The pictures in the data below are to be omitted; all else must be duplicated exactly.

········

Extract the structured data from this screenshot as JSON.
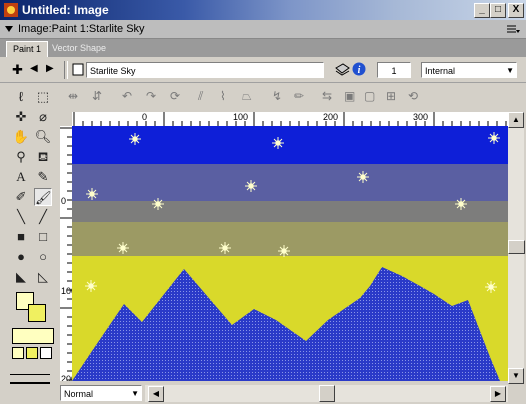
{
  "window": {
    "title": "Untitled: Image",
    "min": "_",
    "max": "□",
    "close": "X"
  },
  "header": {
    "title": "Image:Paint 1:Starlite Sky"
  },
  "tabs": [
    {
      "label": "Paint 1"
    },
    {
      "label": "Vector Shape"
    }
  ],
  "toolbar": {
    "name_value": "Starlite Sky",
    "number_value": "1",
    "ink_value": "Internal"
  },
  "ruler": {
    "h_labels": [
      "0",
      "100",
      "200",
      "300"
    ],
    "v_labels": [
      "0",
      "100",
      "200"
    ]
  },
  "status": {
    "blend_mode": "Normal"
  },
  "colors": {
    "bands": [
      "#0e1fd8",
      "#5a5fa2",
      "#7d7d7c",
      "#9c9a64",
      "#d9d92a"
    ],
    "mountain": "#2a3ac8",
    "star": "#ffffcc"
  }
}
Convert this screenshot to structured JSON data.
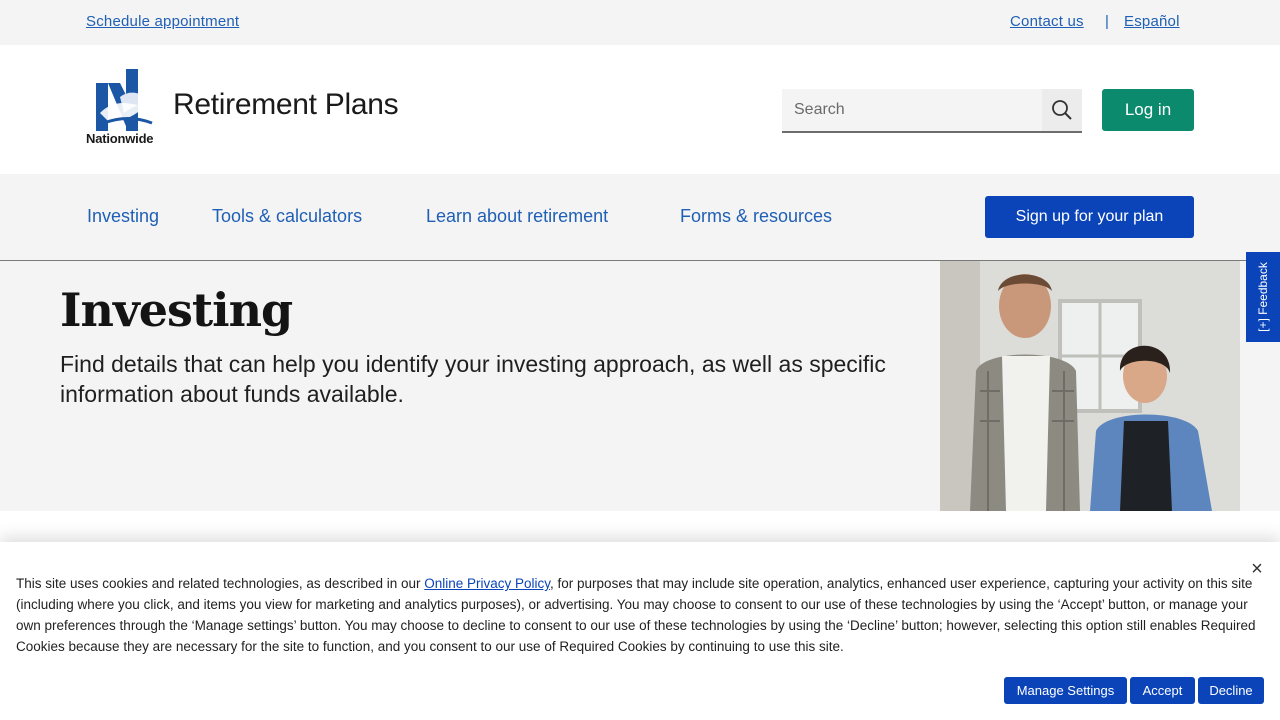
{
  "utility": {
    "schedule": "Schedule appointment",
    "contact": "Contact us",
    "separator": "|",
    "spanish": "Español"
  },
  "header": {
    "logo_word": "Nationwide",
    "site_title": "Retirement Plans",
    "search_placeholder": "Search",
    "search_icon": "search-icon",
    "login": "Log in"
  },
  "nav": {
    "items": [
      "Investing",
      "Tools & calculators",
      "Learn about retirement",
      "Forms & resources"
    ],
    "signup": "Sign up for your plan"
  },
  "hero": {
    "title": "Investing",
    "description": "Find details that can help you identify your investing approach, as well as specific information about funds available."
  },
  "feedback": {
    "label": "[+] Feedback"
  },
  "cookie": {
    "text_before_link": "This site uses cookies and related technologies, as described in our ",
    "link": "Online Privacy Policy",
    "text_after_link": ", for purposes that may include site operation, analytics, enhanced user experience, capturing your activity on this site (including where you click, and items you view for marketing and analytics purposes), or advertising. You may choose to consent to our use of these technologies by using the ‘Accept’ button, or manage your own preferences through the ‘Manage settings’ button. You may choose to decline to consent to our use of these technologies by using the ‘Decline’ button; however, selecting this option still enables Required Cookies because they are necessary for the site to function, and you consent to our use of Required Cookies by continuing to use this site.",
    "close": "×",
    "manage": "Manage Settings",
    "accept": "Accept",
    "decline": "Decline"
  },
  "colors": {
    "link_blue": "#1f5fb5",
    "primary_blue": "#0b44b8",
    "login_green": "#0b8a6e",
    "band_gray": "#f4f4f4"
  }
}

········

> Response to this task
Extract the structured data from this screenshot as JSON.
{
  "window": {
    "title": "Untitled: Image",
    "min": "_",
    "max": "□",
    "close": "X"
  },
  "header": {
    "title": "Image:Paint 1:Starlite Sky"
  },
  "tabs": [
    {
      "label": "Paint 1"
    },
    {
      "label": "Vector Shape"
    }
  ],
  "toolbar": {
    "name_value": "Starlite Sky",
    "number_value": "1",
    "ink_value": "Internal"
  },
  "ruler": {
    "h_labels": [
      "0",
      "100",
      "200",
      "300"
    ],
    "v_labels": [
      "0",
      "100",
      "200"
    ]
  },
  "status": {
    "blend_mode": "Normal"
  },
  "colors": {
    "bands": [
      "#0e1fd8",
      "#5a5fa2",
      "#7d7d7c",
      "#9c9a64",
      "#d9d92a"
    ],
    "mountain": "#2a3ac8",
    "star": "#ffffcc"
  }
}
Convert this screenshot to structured JSON data.
{
  "utility": {
    "schedule": "Schedule appointment",
    "contact": "Contact us",
    "separator": "|",
    "spanish": "Español"
  },
  "header": {
    "logo_word": "Nationwide",
    "site_title": "Retirement Plans",
    "search_placeholder": "Search",
    "search_icon": "search-icon",
    "login": "Log in"
  },
  "nav": {
    "items": [
      "Investing",
      "Tools & calculators",
      "Learn about retirement",
      "Forms & resources"
    ],
    "signup": "Sign up for your plan"
  },
  "hero": {
    "title": "Investing",
    "description": "Find details that can help you identify your investing approach, as well as specific information about funds available."
  },
  "feedback": {
    "label": "[+] Feedback"
  },
  "cookie": {
    "text_before_link": "This site uses cookies and related technologies, as described in our ",
    "link": "Online Privacy Policy",
    "text_after_link": ", for purposes that may include site operation, analytics, enhanced user experience, capturing your activity on this site (including where you click, and items you view for marketing and analytics purposes), or advertising. You may choose to consent to our use of these technologies by using the ‘Accept’ button, or manage your own preferences through the ‘Manage settings’ button. You may choose to decline to consent to our use of these technologies by using the ‘Decline’ button; however, selecting this option still enables Required Cookies because they are necessary for the site to function, and you consent to our use of Required Cookies by continuing to use this site.",
    "close": "×",
    "manage": "Manage Settings",
    "accept": "Accept",
    "decline": "Decline"
  },
  "colors": {
    "link_blue": "#1f5fb5",
    "primary_blue": "#0b44b8",
    "login_green": "#0b8a6e",
    "band_gray": "#f4f4f4"
  }
}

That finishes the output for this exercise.